Below are entries. Pull out all lines containing "chevron".

(Dataset items)
━━━━━━━━━━━━━━━━━━━━━━━━━━━━━━
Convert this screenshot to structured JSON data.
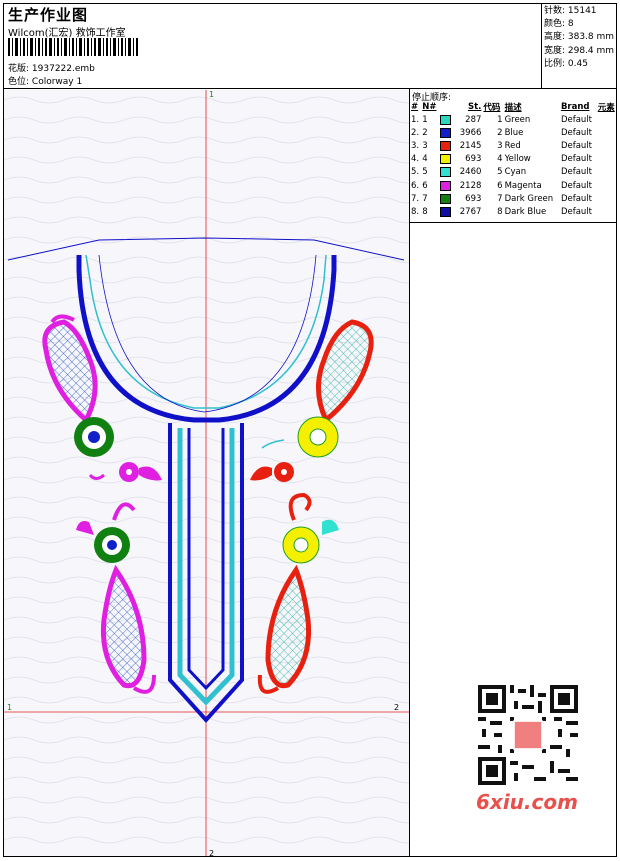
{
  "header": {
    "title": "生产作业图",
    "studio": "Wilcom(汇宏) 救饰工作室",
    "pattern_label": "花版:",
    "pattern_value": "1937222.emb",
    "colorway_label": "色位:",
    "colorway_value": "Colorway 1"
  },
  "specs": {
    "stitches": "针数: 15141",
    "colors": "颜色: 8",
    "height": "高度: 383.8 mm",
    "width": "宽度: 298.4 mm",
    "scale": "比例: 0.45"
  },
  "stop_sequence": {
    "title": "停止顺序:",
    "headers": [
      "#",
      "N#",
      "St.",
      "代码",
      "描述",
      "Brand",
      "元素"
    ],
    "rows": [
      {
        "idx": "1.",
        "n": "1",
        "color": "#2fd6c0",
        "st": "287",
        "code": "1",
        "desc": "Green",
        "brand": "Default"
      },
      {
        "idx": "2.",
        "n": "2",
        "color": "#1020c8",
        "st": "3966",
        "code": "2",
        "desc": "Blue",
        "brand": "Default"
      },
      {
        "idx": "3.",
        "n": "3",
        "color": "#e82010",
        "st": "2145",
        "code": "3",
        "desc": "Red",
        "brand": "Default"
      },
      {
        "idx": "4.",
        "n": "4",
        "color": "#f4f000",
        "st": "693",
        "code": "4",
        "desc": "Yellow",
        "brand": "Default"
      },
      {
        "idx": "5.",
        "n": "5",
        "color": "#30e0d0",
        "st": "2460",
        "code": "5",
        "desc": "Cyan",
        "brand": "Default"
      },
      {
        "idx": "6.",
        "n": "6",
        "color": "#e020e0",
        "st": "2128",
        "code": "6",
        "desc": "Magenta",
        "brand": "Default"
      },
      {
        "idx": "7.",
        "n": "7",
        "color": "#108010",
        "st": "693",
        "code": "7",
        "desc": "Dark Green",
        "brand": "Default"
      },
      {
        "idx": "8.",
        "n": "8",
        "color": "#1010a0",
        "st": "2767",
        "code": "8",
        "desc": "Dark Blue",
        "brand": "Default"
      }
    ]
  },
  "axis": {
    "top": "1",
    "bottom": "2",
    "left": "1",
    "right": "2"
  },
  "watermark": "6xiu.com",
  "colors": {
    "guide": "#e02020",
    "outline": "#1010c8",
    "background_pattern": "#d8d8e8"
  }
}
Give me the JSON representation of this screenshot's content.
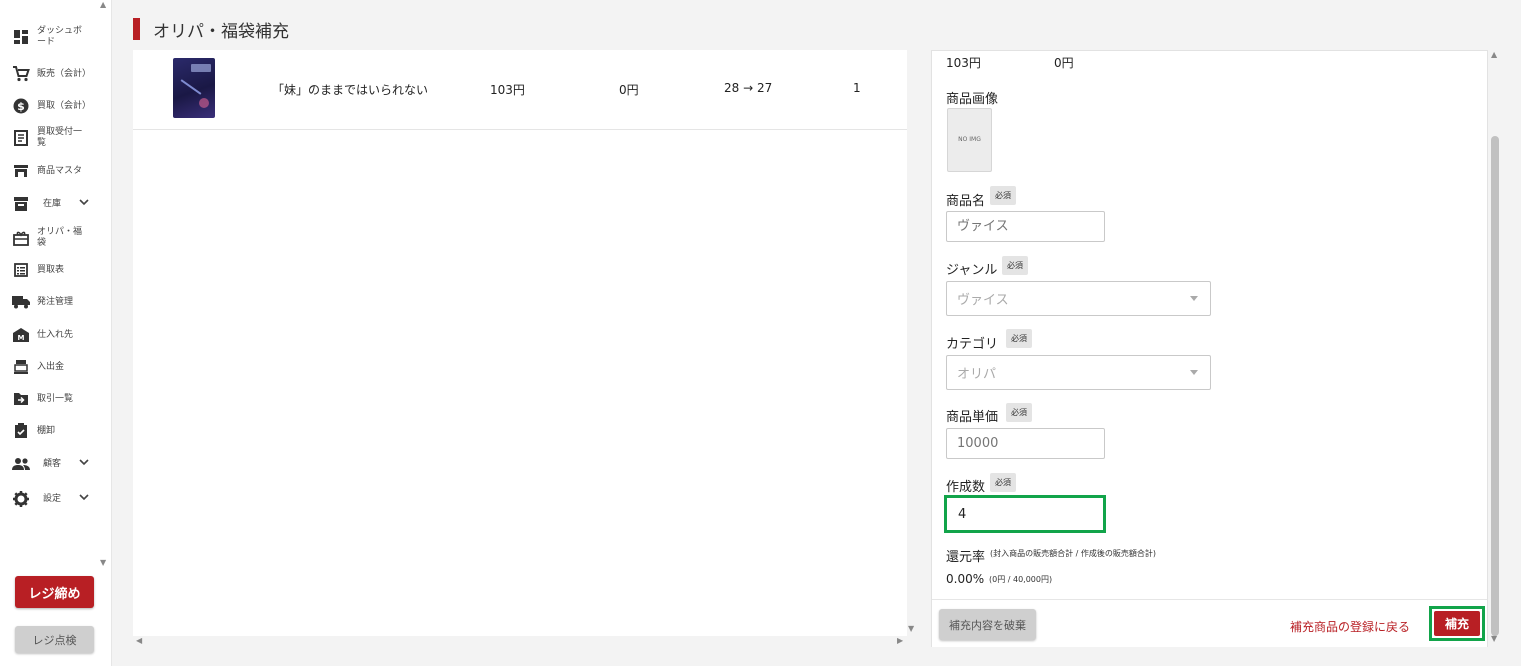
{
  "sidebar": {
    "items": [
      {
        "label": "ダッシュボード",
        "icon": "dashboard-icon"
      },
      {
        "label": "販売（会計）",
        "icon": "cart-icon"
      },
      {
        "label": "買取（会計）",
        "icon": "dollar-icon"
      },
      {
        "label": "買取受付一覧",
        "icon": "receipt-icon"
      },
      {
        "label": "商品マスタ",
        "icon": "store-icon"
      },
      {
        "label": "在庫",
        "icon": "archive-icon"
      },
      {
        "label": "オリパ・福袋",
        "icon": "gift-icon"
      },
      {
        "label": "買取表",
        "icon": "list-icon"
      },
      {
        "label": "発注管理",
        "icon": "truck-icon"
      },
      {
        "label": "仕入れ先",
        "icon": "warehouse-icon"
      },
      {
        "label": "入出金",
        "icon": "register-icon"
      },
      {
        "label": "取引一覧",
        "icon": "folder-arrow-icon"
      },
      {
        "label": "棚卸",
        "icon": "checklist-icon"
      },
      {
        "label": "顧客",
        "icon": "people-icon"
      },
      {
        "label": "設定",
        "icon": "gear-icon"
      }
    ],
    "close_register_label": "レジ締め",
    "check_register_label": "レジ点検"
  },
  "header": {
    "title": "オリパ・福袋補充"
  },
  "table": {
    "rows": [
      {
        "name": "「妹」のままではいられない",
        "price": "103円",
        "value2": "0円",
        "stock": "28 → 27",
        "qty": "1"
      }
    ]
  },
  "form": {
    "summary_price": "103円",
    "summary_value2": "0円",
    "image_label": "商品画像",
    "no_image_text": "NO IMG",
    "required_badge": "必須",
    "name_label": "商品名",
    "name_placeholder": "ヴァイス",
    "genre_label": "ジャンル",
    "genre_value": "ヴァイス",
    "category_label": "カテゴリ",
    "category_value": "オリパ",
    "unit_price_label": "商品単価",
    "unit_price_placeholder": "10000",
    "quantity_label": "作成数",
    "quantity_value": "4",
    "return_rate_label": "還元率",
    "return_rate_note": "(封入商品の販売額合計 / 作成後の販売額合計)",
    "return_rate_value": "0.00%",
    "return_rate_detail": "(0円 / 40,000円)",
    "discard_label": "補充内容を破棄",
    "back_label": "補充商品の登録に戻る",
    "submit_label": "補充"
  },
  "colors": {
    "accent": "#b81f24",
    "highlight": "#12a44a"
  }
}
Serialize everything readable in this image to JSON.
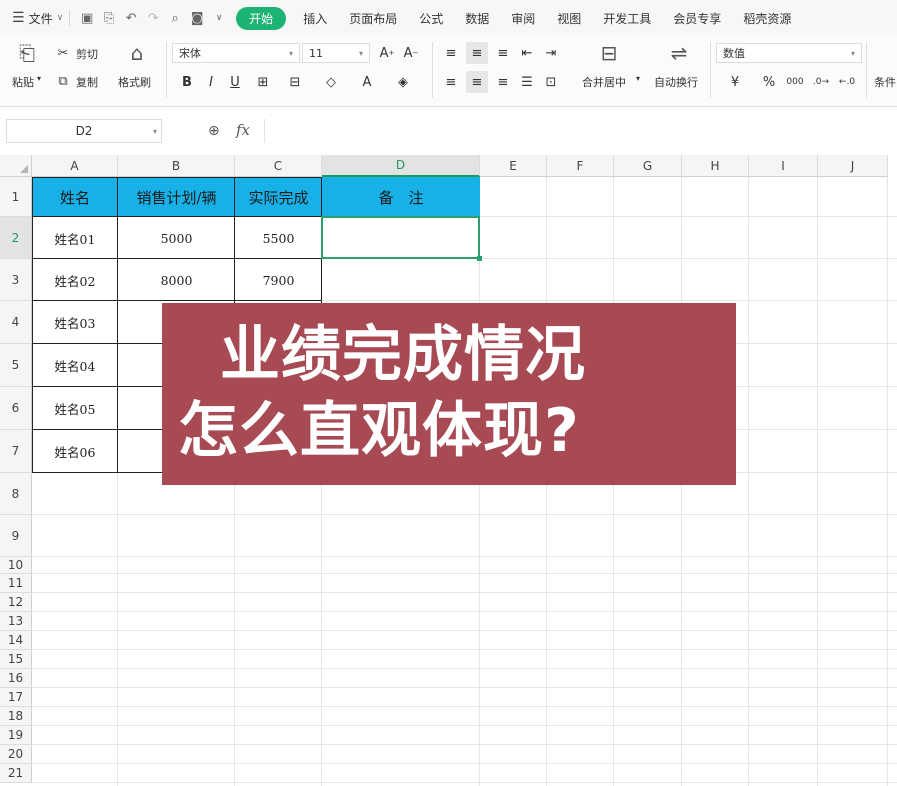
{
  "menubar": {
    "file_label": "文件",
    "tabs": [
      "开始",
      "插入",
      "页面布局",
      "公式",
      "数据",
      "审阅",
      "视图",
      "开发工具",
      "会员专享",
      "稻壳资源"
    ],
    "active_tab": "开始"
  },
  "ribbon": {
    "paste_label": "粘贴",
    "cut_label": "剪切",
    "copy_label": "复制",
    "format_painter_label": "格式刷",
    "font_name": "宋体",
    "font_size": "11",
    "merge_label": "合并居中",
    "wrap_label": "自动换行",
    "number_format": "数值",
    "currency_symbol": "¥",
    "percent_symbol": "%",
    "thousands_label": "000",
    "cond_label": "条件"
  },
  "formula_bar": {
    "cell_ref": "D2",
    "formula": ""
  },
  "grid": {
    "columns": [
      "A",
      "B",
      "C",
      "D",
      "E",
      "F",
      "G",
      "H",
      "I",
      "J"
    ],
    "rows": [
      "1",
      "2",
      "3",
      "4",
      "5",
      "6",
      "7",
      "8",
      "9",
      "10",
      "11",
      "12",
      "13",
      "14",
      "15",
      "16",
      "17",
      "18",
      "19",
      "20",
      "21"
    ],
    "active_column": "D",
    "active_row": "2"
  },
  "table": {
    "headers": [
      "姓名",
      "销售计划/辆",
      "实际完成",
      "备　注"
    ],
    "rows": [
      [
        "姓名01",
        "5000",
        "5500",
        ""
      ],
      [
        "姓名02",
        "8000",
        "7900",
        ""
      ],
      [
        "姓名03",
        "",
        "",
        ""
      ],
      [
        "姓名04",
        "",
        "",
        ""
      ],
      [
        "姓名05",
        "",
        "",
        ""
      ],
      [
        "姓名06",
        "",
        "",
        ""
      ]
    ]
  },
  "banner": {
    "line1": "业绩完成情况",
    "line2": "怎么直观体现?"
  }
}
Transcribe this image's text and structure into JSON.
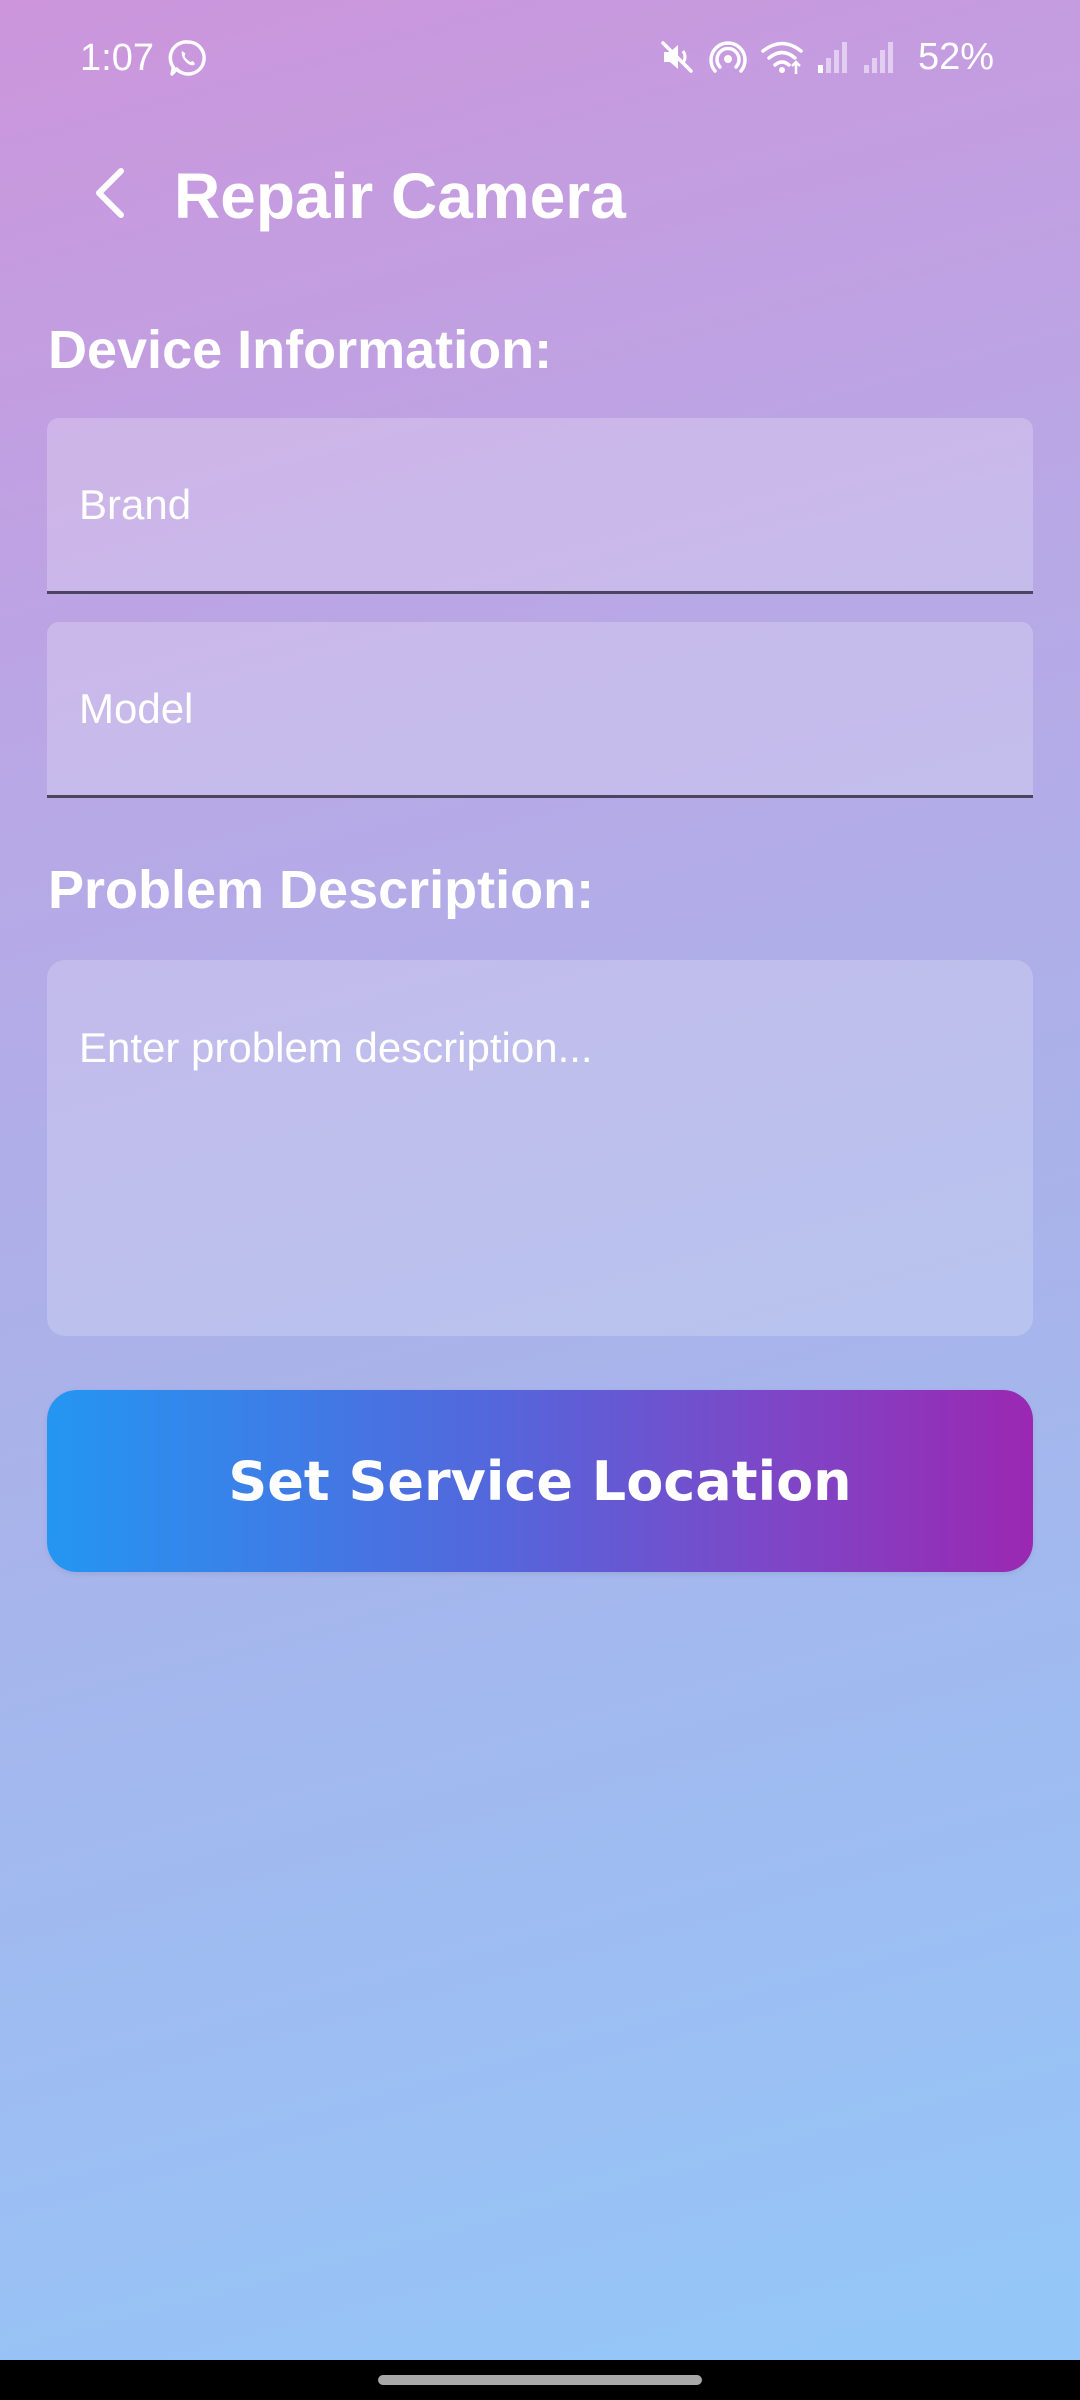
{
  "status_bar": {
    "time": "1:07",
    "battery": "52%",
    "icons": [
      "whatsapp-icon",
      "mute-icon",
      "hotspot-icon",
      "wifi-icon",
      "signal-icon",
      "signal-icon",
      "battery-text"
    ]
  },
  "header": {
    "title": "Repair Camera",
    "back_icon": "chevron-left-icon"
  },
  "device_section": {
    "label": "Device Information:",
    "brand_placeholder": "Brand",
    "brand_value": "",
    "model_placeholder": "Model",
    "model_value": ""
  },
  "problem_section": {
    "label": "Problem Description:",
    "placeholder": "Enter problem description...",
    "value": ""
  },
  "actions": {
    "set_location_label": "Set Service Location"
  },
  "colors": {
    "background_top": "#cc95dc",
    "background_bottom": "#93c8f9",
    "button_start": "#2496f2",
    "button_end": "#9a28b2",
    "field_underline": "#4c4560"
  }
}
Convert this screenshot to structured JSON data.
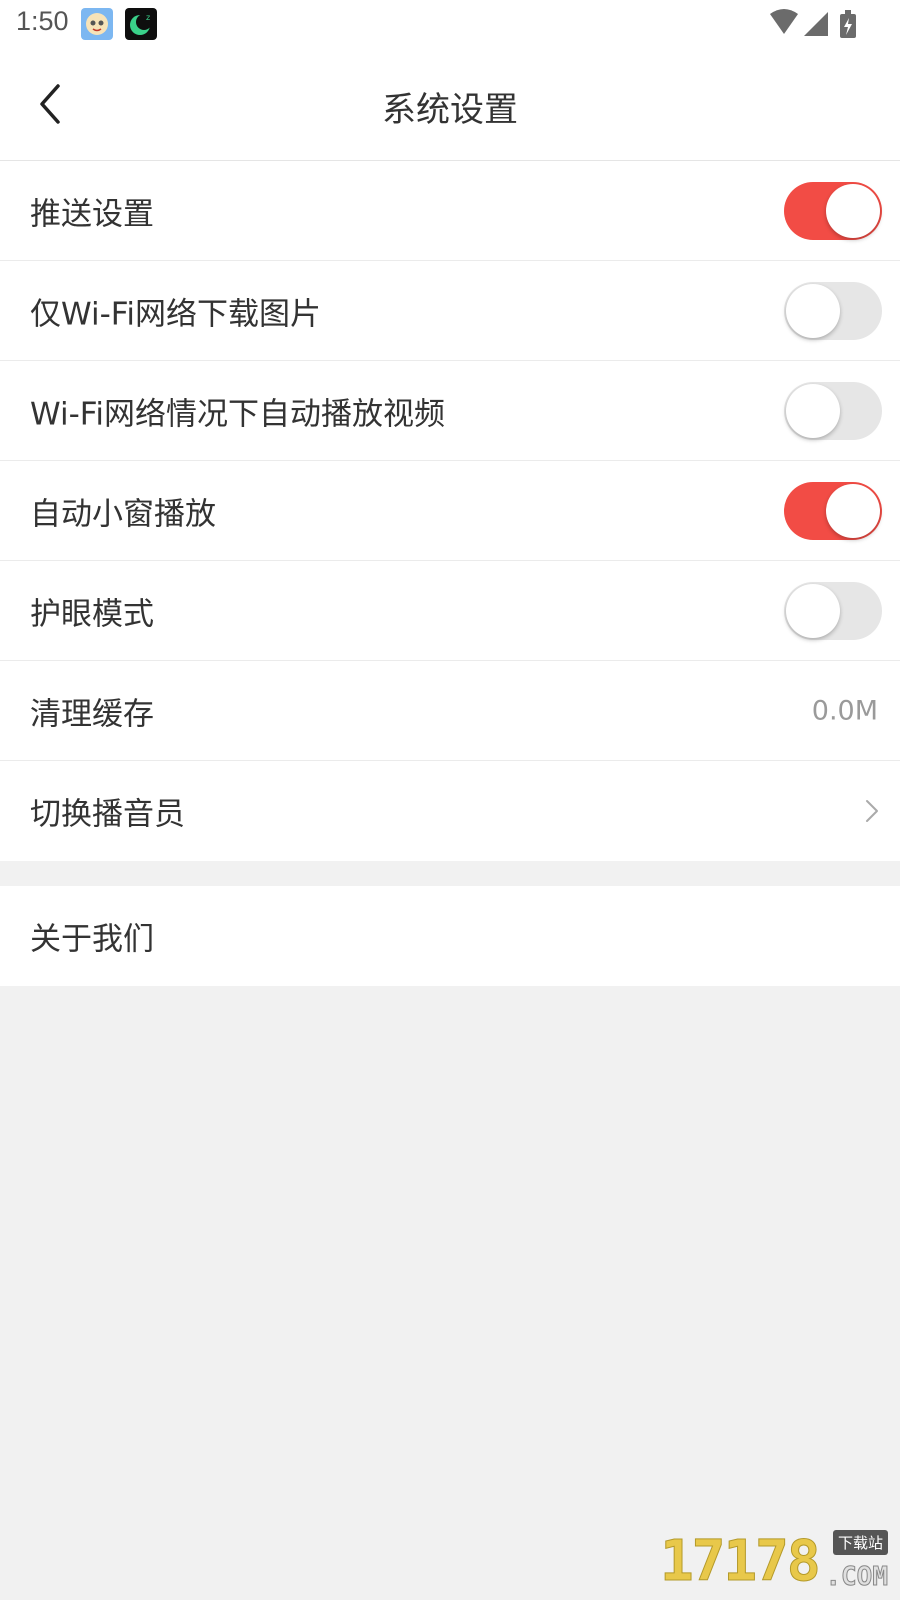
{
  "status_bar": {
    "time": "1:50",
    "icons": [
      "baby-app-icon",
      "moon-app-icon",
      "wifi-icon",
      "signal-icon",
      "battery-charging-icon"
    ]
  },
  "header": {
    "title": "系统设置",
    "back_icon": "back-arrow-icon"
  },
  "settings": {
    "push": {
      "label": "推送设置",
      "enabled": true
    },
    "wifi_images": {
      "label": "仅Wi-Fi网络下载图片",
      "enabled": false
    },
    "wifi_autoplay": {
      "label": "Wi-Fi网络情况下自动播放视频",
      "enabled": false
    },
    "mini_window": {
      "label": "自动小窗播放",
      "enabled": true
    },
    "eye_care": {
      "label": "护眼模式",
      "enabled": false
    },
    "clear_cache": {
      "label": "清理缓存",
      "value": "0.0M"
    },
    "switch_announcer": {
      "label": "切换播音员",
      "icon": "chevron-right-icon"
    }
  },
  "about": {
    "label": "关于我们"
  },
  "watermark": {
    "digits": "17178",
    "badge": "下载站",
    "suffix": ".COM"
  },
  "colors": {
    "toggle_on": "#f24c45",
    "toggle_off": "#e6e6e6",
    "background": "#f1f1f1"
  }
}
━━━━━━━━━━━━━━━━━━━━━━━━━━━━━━
* [YOUR SOLUTION]:
    "back_icon": "chevron-left-icon"
      "icon": "chevron-right-icon"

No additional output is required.